    I know of other groups (Meshuggah, some of the ‘brutal prog’ bands such as Hella etc), but I think they are more ‘linear’, rather than interested in density. We are doing stuff now that couldn’t be done live, because it relies on several overdubs of the entire band to work (though I have fantasised about having three bands, each with their own click track, playing simultaneously…).
    I think one of the most interesting thing about the “brutal prog” bands is that with only one exception that I can think of off the top of my head (some incarnations of Upsilon Acrux), they tend to have very small lineups—two people is definitely the most common—and don’t seem to resort to overdubbing much at all That might account for some of the linearity you’re talking about, though if you got Zach Hill and Mick Barr in the same they could probably do something pretty stunning.
    This also comes back to us being not that technically brilliant, as we can generate complexity from overlaying several simple, xenochronous (xenometric??!) parts.
    This is the same thing that Zappa occasionally did with some of his solos; I think he called it xenochrony.
    What’s the name of your group? (I just looked at the URL you provided, nevermind. Too bad I’m in a library now, and headphoneless.)

  14. says

    I think the linearity thing possibly has as much to do with the traditionalism of punk and/or metal that privileges (sp?) the live experience. Prog and Metal also place high emphasis on ‘musicianship’ (read the Meshuggah forum about the use of sampled/programmed drums on ‘Catch 33’). I assume that this is as a reaction to the ‘manufactured’ nature of pop music – metal/punk is ‘proper’ music played by ‘proper’ bands. We are a trio, and we overdub. In fact, I’ve always made a distinction between the live and recorded manifestations of us (especially now we don’t improvise).
    Zappa certainly did use ‘xenochronous’ (greek ; ‘alien time’) solos. I also read a late interview with him where he explained about his work with ‘dissonant’ polyrhythms such as 23/24. As this was synclavier stuff, I assume he meant the type (ii) polyrhythm of my definitions. He was a big Varese fan, of course.

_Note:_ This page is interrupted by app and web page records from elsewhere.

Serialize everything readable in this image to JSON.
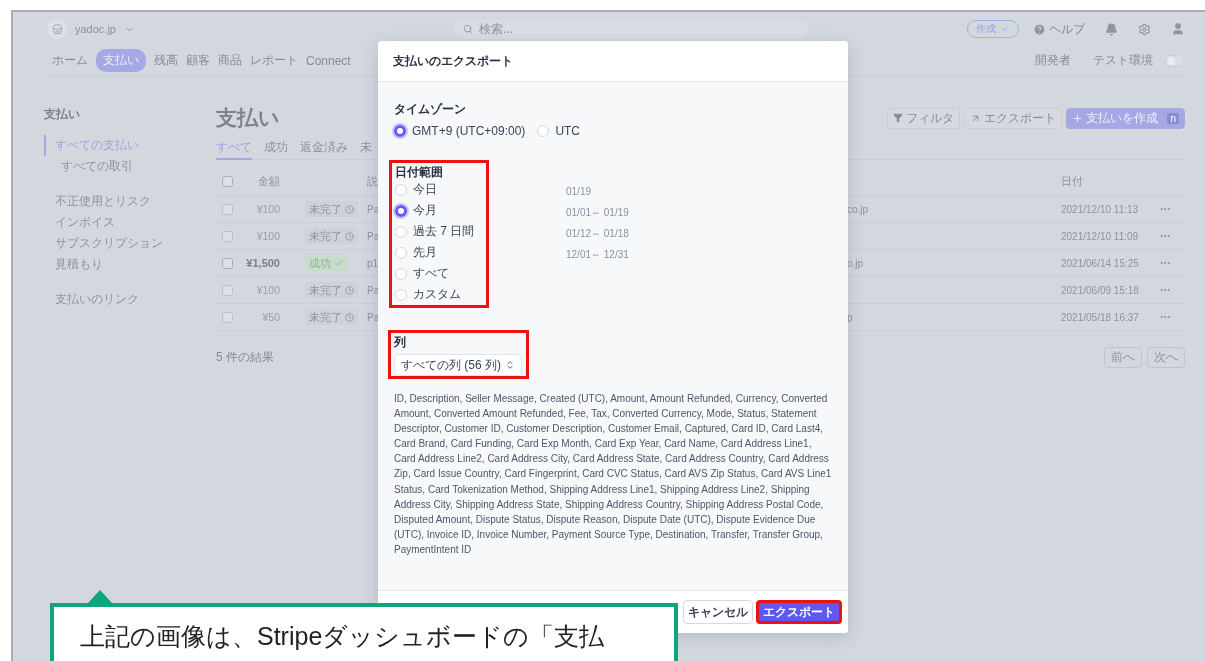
{
  "top_bar": {
    "account": "yadoc.jp",
    "search": {
      "placeholder": "検索..."
    },
    "create_button": "作成",
    "help": "ヘルプ"
  },
  "nav": {
    "items": [
      {
        "label": "ホーム",
        "selected": false
      },
      {
        "label": "支払い",
        "selected": true
      },
      {
        "label": "残高",
        "selected": false
      },
      {
        "label": "顧客",
        "selected": false
      },
      {
        "label": "商品",
        "selected": false
      },
      {
        "label": "レポート",
        "selected": false
      },
      {
        "label": "Connect",
        "selected": false
      }
    ],
    "developer": "開発者",
    "test_mode": {
      "label": "テスト環境",
      "on": false
    }
  },
  "sidebar": {
    "title": "支払い",
    "sections": [
      {
        "items": [
          {
            "label": "すべての支払い",
            "selected": true,
            "children": [
              {
                "label": "すべての取引",
                "selected": false
              }
            ]
          }
        ]
      },
      {
        "items": [
          {
            "label": "不正使用とリスク",
            "selected": false
          },
          {
            "label": "インボイス",
            "selected": false
          },
          {
            "label": "サブスクリプション",
            "selected": false
          },
          {
            "label": "見積もり",
            "selected": false
          }
        ]
      },
      {
        "items": [
          {
            "label": "支払いのリンク",
            "selected": false
          }
        ]
      }
    ]
  },
  "page": {
    "title": "支払い",
    "tabs": [
      {
        "label": "すべて",
        "selected": true
      },
      {
        "label": "成功",
        "selected": false
      },
      {
        "label": "返金済み",
        "selected": false
      },
      {
        "label": "未",
        "selected": false
      }
    ],
    "actions": [
      {
        "label": "フィルタ",
        "kind": "filter"
      },
      {
        "label": "エクスポート",
        "kind": "export"
      },
      {
        "label": "支払いを作成",
        "kind": "primary",
        "shortcut": "n"
      }
    ],
    "table": {
      "select_all": {
        "checked": false
      },
      "columns": {
        "amount": "金額",
        "description": "説",
        "date": "日付"
      },
      "rows": [
        {
          "checked": false,
          "amount": "¥100",
          "status": {
            "label": "未完了",
            "kind": "pending"
          },
          "description": "Pa",
          "column_4": "co.jp",
          "date": "2021/12/10 11:13"
        },
        {
          "checked": false,
          "amount": "¥100",
          "status": {
            "label": "未完了",
            "kind": "pending"
          },
          "description": "Pa",
          "date": "2021/12/10 11:09"
        },
        {
          "checked": false,
          "amount": "¥1,500",
          "status": {
            "label": "成功",
            "kind": "succeeded"
          },
          "description": "p1",
          "column_4": "o.jp",
          "date": "2021/06/14 15:25"
        },
        {
          "checked": false,
          "amount": "¥100",
          "status": {
            "label": "未完了",
            "kind": "pending"
          },
          "description": "Pa",
          "date": "2021/06/09 15:18"
        },
        {
          "checked": false,
          "amount": "¥50",
          "status": {
            "label": "未完了",
            "kind": "pending"
          },
          "description": "Pa",
          "column_4": "p",
          "date": "2021/05/18 16:37"
        }
      ]
    },
    "results": "5 件の結果",
    "pager": [
      "前へ",
      "次へ"
    ]
  },
  "modal": {
    "title": "支払いのエクスポート",
    "timezone": {
      "label": "タイムゾーン",
      "options": [
        {
          "label": "GMT+9 (UTC+09:00)",
          "selected": true
        },
        {
          "label": "UTC",
          "selected": false
        }
      ]
    },
    "date_range": {
      "label": "日付範囲",
      "highlighted": true,
      "options": [
        {
          "label": "今日",
          "range": "01/19",
          "selected": false
        },
        {
          "label": "今月",
          "range": "01/01～ 01/19",
          "selected": true
        },
        {
          "label": "過去 7 日間",
          "range": "01/12～ 01/18",
          "selected": false
        },
        {
          "label": "先月",
          "range": "12/01～ 12/31",
          "selected": false
        },
        {
          "label": "すべて",
          "selected": false
        },
        {
          "label": "カスタム",
          "selected": false
        }
      ]
    },
    "columns": {
      "label": "列",
      "highlighted": true,
      "value": "すべての列 (56 列)",
      "description": "ID, Description, Seller Message, Created (UTC), Amount, Amount Refunded, Currency, Converted Amount, Converted Amount Refunded, Fee, Tax, Converted Currency, Mode, Status, Statement Descriptor, Customer ID, Customer Description, Customer Email, Captured, Card ID, Card Last4, Card Brand, Card Funding, Card Exp Month, Card Exp Year, Card Name, Card Address Line1, Card Address Line2, Card Address City, Card Address State, Card Address Country, Card Address Zip, Card Issue Country, Card Fingerprint, Card CVC Status, Card AVS Zip Status, Card AVS Line1 Status, Card Tokenization Method, Shipping Address Line1, Shipping Address Line2, Shipping Address City, Shipping Address State, Shipping Address Country, Shipping Address Postal Code, Disputed Amount, Dispute Status, Dispute Reason, Dispute Date (UTC), Dispute Evidence Due (UTC), Invoice ID, Invoice Number, Payment Source Type, Destination, Transfer, Transfer Group, PaymentIntent ID"
    },
    "buttons": [
      {
        "label": "キャンセル",
        "kind": "secondary",
        "highlighted": false
      },
      {
        "label": "エクスポート",
        "kind": "primary",
        "highlighted": true
      }
    ]
  },
  "callout": {
    "text": "上記の画像は、Stripeダッシュボードの「支払"
  }
}
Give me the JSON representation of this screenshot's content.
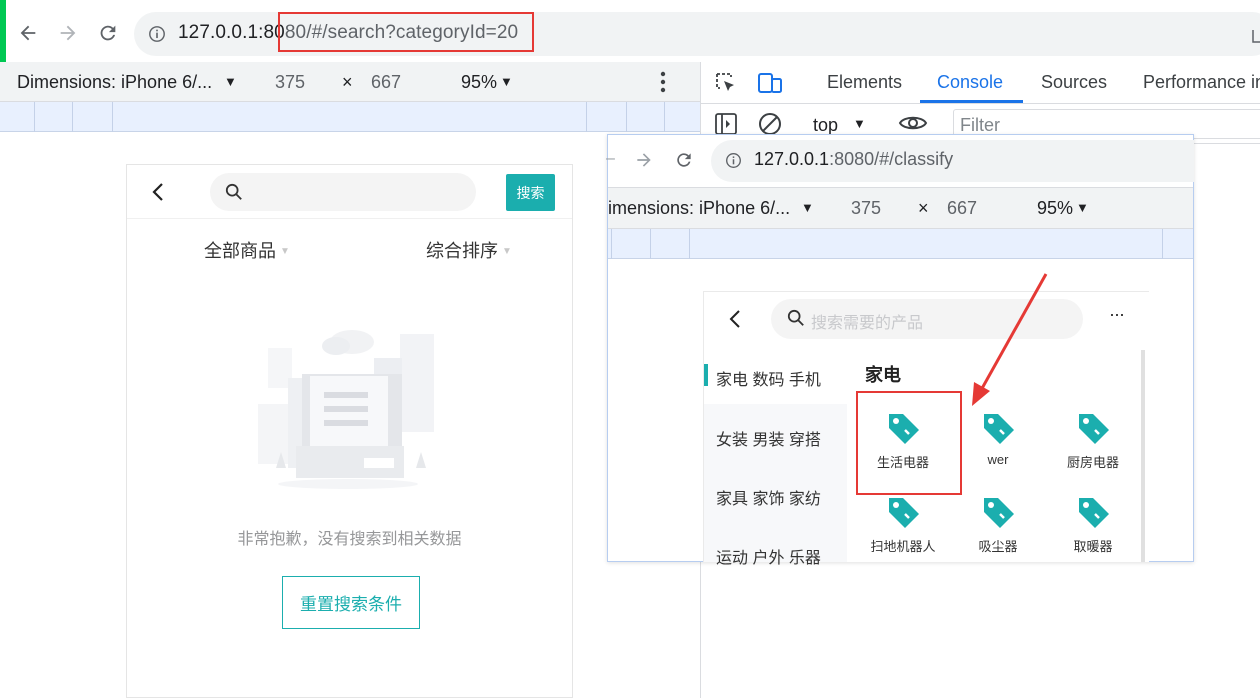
{
  "browser": {
    "url_prefix": "127.0.0.1:80",
    "url_suffix": "80/#/search?categoryId=20",
    "url_host_dim": ":8080"
  },
  "device_toolbar": {
    "device": "Dimensions: iPhone 6/...",
    "width": "375",
    "times": "×",
    "height": "667",
    "zoom": "95%"
  },
  "devtools": {
    "tabs": [
      "Elements",
      "Console",
      "Sources",
      "Performance in"
    ],
    "active_tab": "Console",
    "context": "top",
    "filter_placeholder": "Filter"
  },
  "search_page": {
    "search_button": "搜索",
    "filters": [
      "全部商品",
      "综合排序"
    ],
    "empty_text": "非常抱歉，没有搜索到相关数据",
    "reset_button": "重置搜索条件"
  },
  "popup": {
    "url_host": "127.0.0.1",
    "url_rest": ":8080/#/classify",
    "device": "imensions: iPhone 6/...",
    "width": "375",
    "times": "×",
    "height": "667",
    "zoom": "95%",
    "search_placeholder": "搜索需要的产品",
    "more": "···",
    "sidebar": [
      "家电 数码 手机",
      "女装 男装 穿搭",
      "家具 家饰 家纺",
      "运动 户外 乐器"
    ],
    "category_title": "家电",
    "items": [
      "生活电器",
      "wer",
      "厨房电器",
      "扫地机器人",
      "吸尘器",
      "取暖器"
    ]
  },
  "colors": {
    "accent": "#1baeae",
    "highlight": "#e53935",
    "devtools_blue": "#1a73e8"
  }
}
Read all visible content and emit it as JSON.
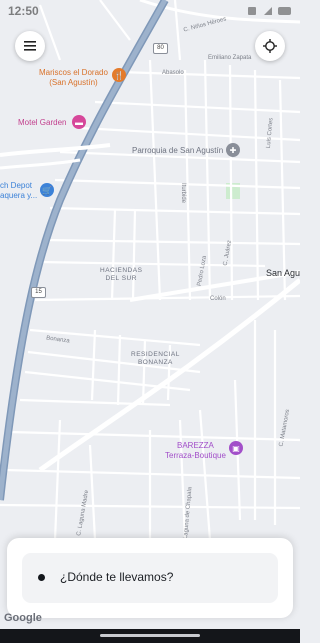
{
  "status_bar": {
    "time": "12:50"
  },
  "map": {
    "labels": {
      "mariscos": "Mariscos el Dorado\n(San Agustín)",
      "motel": "Motel Garden",
      "depot": "ch Depot\naquera y...",
      "parroquia": "Parroquia de San Agustín",
      "haciendas": "HACIENDAS\nDEL SUR",
      "residencial": "RESIDENCIAL\nBONANZA",
      "barezza": "BAREZZA\nTerraza-Boutique",
      "city": "San Agu",
      "c_ninos": "C. Niños Héroes",
      "zapata": "Emiliano Zapata",
      "abasolo": "Abasolo",
      "iturbide": "Iturbide",
      "pedro_loza": "Pedro Loza",
      "c_juarez": "C. Juárez",
      "luis_cortes": "Luis Cortes",
      "colon": "Colón",
      "bonanza": "Bonanza",
      "laguna": "C. Laguna Madre",
      "chapala": "Laguna de Chapala",
      "matamoros": "C. Matamoros",
      "hw80": "80",
      "hw15": "15"
    }
  },
  "buttons": {
    "menu_icon": "menu-icon",
    "locate_icon": "locate-icon"
  },
  "sheet": {
    "placeholder": "¿Dónde te llevamos?"
  },
  "attribution": "Google",
  "colors": {
    "highway": "#8fa6c2",
    "road": "#ffffff",
    "background": "#eceef2"
  }
}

  15. Fred Englert says

    Thank you for this very nice article! From time to time I’m searching the web for something new about Schillinger and this time I was very pleased to find this interesting page.
    After listening to “Quick Thrust” I remembered that a friend once told me that Schillinger’s idea was to parameterise a composition in a way to evoke specific emotions in the listener.
    “Quick Thrust” is a very interesting piece of music, but I wonder if it can really touch you. To me it sounds rather abstract and academic, and yes, somewhere between Weather Report and Zappa.

  16. Johnny Marks says

    “it is minimalist compositionally, but not perceptually. Its repetitiveness is intricately disguised. Its strict processes are not linear but global, real to the composer but not heard by the listener.”
    Hmm. I think hearing those “strict processes” – at some level – is essential to a successful listening of “Quick Thrust.” Mine anyway. The sense of differently scaled elements in play, being pulled inexorably into a sort of “rhythmic wonder” trying to divine them, enjoying the complexity of the result… Otherwise, it’d just be an aleatoric jumble. Minimalism for connousseurs! Or maybe it’s just the way I listen; gotta love that Afro-Cuban.